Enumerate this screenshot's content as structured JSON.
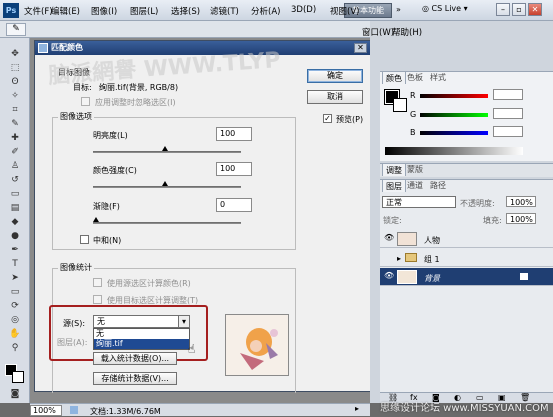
{
  "menubar": {
    "logo": "Ps",
    "items": [
      "文件(F)",
      "编辑(E)",
      "图像(I)",
      "图层(L)",
      "选择(S)",
      "滤镜(T)",
      "分析(A)",
      "3D(D)",
      "视图(V)",
      "窗口(W)",
      "帮助(H)"
    ],
    "workspace_button": "基本功能",
    "cs_live": "CS Live"
  },
  "dialog": {
    "title": "匹配颜色",
    "target_group": "目标图像",
    "target_label": "目标:",
    "target_value": "绚丽.tif(背景, RGB/8)",
    "apply_adjust_label": "应用调整时忽略选区(I)",
    "image_options_group": "图像选项",
    "luminance_label": "明亮度(L)",
    "luminance_value": "100",
    "color_intensity_label": "颜色强度(C)",
    "color_intensity_value": "100",
    "fade_label": "渐隐(F)",
    "fade_value": "0",
    "neutralize_label": "中和(N)",
    "image_stats_group": "图像统计",
    "use_source_sel_label": "使用源选区计算颜色(R)",
    "use_target_sel_label": "使用目标选区计算调整(T)",
    "source_label": "源(S):",
    "source_value": "无",
    "source_options": [
      "无",
      "绚丽.tif"
    ],
    "layer_label": "图层(A):",
    "load_stats_button": "载入统计数据(O)...",
    "save_stats_button": "存储统计数据(V)...",
    "ok_button": "确定",
    "cancel_button": "取消",
    "preview_label": "预览(P)",
    "preview_checked": true
  },
  "color_panel": {
    "tabs": [
      "颜色",
      "色板",
      "样式"
    ],
    "channels": [
      "R",
      "G",
      "B"
    ],
    "channel_values": [
      "",
      "",
      ""
    ]
  },
  "adjust_panel": {
    "tabs": [
      "调整",
      "蒙版"
    ]
  },
  "layers_panel": {
    "tabs": [
      "图层",
      "通道",
      "路径"
    ],
    "blend_mode": "正常",
    "opacity_label": "不透明度:",
    "opacity_value": "100%",
    "lock_label": "锁定:",
    "fill_label": "填充:",
    "fill_value": "100%",
    "layers": [
      {
        "name": "人物",
        "visible": true
      },
      {
        "name": "组 1",
        "visible": false
      },
      {
        "name": "背景",
        "visible": true
      }
    ]
  },
  "statusbar": {
    "zoom": "100%",
    "doc": "文档:1.33M/6.76M"
  },
  "watermarks": {
    "top": "脑派網譽 WWW.TLYP",
    "bottom": "思缘设计论坛 www.MISSYUAN.COM"
  },
  "colors": {
    "menubar_bg": "#dfe5ee",
    "dialog_title": "#1f3e72",
    "highlight_border": "#a51f1f",
    "selected_layer": "#1f3e72"
  }
}
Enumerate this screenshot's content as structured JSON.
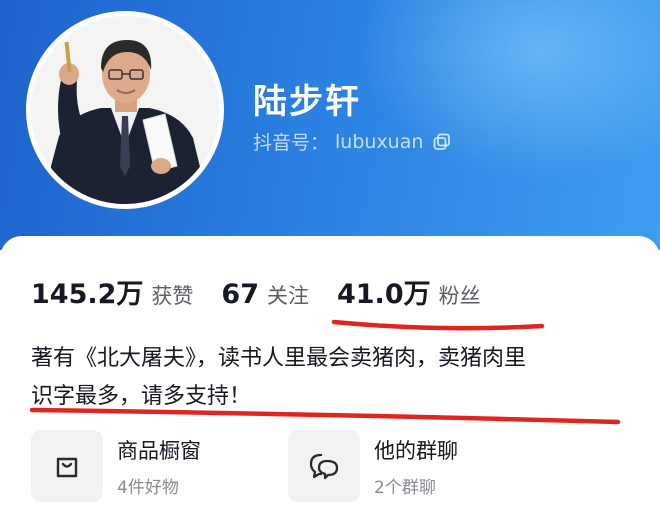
{
  "profile": {
    "name": "陆步轩",
    "douyin_label": "抖音号：",
    "douyin_id": "lubuxuan"
  },
  "stats": [
    {
      "value": "145.2万",
      "label": "获赞"
    },
    {
      "value": "67",
      "label": "关注"
    },
    {
      "value": "41.0万",
      "label": "粉丝"
    }
  ],
  "bio": {
    "line1": "著有《北大屠夫》，读书人里最会卖猪肉，卖猪肉里",
    "line2": "识字最多，请多支持！"
  },
  "features": [
    {
      "title": "商品橱窗",
      "subtitle": "4件好物",
      "icon": "shopping-bag-icon"
    },
    {
      "title": "他的群聊",
      "subtitle": "2个群聊",
      "icon": "chat-bubbles-icon"
    }
  ],
  "colors": {
    "header_gradient_start": "#1e62cc",
    "header_gradient_end": "#3f9df0",
    "annotation_red": "#e0241f",
    "text_primary": "#161823",
    "text_secondary": "#8a8b91"
  }
}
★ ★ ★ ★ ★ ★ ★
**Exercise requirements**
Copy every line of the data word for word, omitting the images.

**Problem solution**
Enumerate this screenshot's content as structured JSON.
{
  "menubar": {
    "logo": "Ps",
    "items": [
      "文件(F)",
      "编辑(E)",
      "图像(I)",
      "图层(L)",
      "选择(S)",
      "滤镜(T)",
      "分析(A)",
      "3D(D)",
      "视图(V)",
      "窗口(W)",
      "帮助(H)"
    ],
    "workspace_button": "基本功能",
    "cs_live": "CS Live"
  },
  "dialog": {
    "title": "匹配颜色",
    "target_group": "目标图像",
    "target_label": "目标:",
    "target_value": "绚丽.tif(背景, RGB/8)",
    "apply_adjust_label": "应用调整时忽略选区(I)",
    "image_options_group": "图像选项",
    "luminance_label": "明亮度(L)",
    "luminance_value": "100",
    "color_intensity_label": "颜色强度(C)",
    "color_intensity_value": "100",
    "fade_label": "渐隐(F)",
    "fade_value": "0",
    "neutralize_label": "中和(N)",
    "image_stats_group": "图像统计",
    "use_source_sel_label": "使用源选区计算颜色(R)",
    "use_target_sel_label": "使用目标选区计算调整(T)",
    "source_label": "源(S):",
    "source_value": "无",
    "source_options": [
      "无",
      "绚丽.tif"
    ],
    "layer_label": "图层(A):",
    "load_stats_button": "载入统计数据(O)...",
    "save_stats_button": "存储统计数据(V)...",
    "ok_button": "确定",
    "cancel_button": "取消",
    "preview_label": "预览(P)",
    "preview_checked": true
  },
  "color_panel": {
    "tabs": [
      "颜色",
      "色板",
      "样式"
    ],
    "channels": [
      "R",
      "G",
      "B"
    ],
    "channel_values": [
      "",
      "",
      ""
    ]
  },
  "adjust_panel": {
    "tabs": [
      "调整",
      "蒙版"
    ]
  },
  "layers_panel": {
    "tabs": [
      "图层",
      "通道",
      "路径"
    ],
    "blend_mode": "正常",
    "opacity_label": "不透明度:",
    "opacity_value": "100%",
    "lock_label": "锁定:",
    "fill_label": "填充:",
    "fill_value": "100%",
    "layers": [
      {
        "name": "人物",
        "visible": true
      },
      {
        "name": "组 1",
        "visible": false
      },
      {
        "name": "背景",
        "visible": true
      }
    ]
  },
  "statusbar": {
    "zoom": "100%",
    "doc": "文档:1.33M/6.76M"
  },
  "watermarks": {
    "top": "脑派網譽 WWW.TLYP",
    "bottom": "思缘设计论坛 www.MISSYUAN.COM"
  },
  "colors": {
    "menubar_bg": "#dfe5ee",
    "dialog_title": "#1f3e72",
    "highlight_border": "#a51f1f",
    "selected_layer": "#1f3e72"
  }
}
Enumerate this screenshot's content as structured JSON.
{
  "profile": {
    "name": "陆步轩",
    "douyin_label": "抖音号：",
    "douyin_id": "lubuxuan"
  },
  "stats": [
    {
      "value": "145.2万",
      "label": "获赞"
    },
    {
      "value": "67",
      "label": "关注"
    },
    {
      "value": "41.0万",
      "label": "粉丝"
    }
  ],
  "bio": {
    "line1": "著有《北大屠夫》，读书人里最会卖猪肉，卖猪肉里",
    "line2": "识字最多，请多支持！"
  },
  "features": [
    {
      "title": "商品橱窗",
      "subtitle": "4件好物",
      "icon": "shopping-bag-icon"
    },
    {
      "title": "他的群聊",
      "subtitle": "2个群聊",
      "icon": "chat-bubbles-icon"
    }
  ],
  "colors": {
    "header_gradient_start": "#1e62cc",
    "header_gradient_end": "#3f9df0",
    "annotation_red": "#e0241f",
    "text_primary": "#161823",
    "text_secondary": "#8a8b91"
  }
}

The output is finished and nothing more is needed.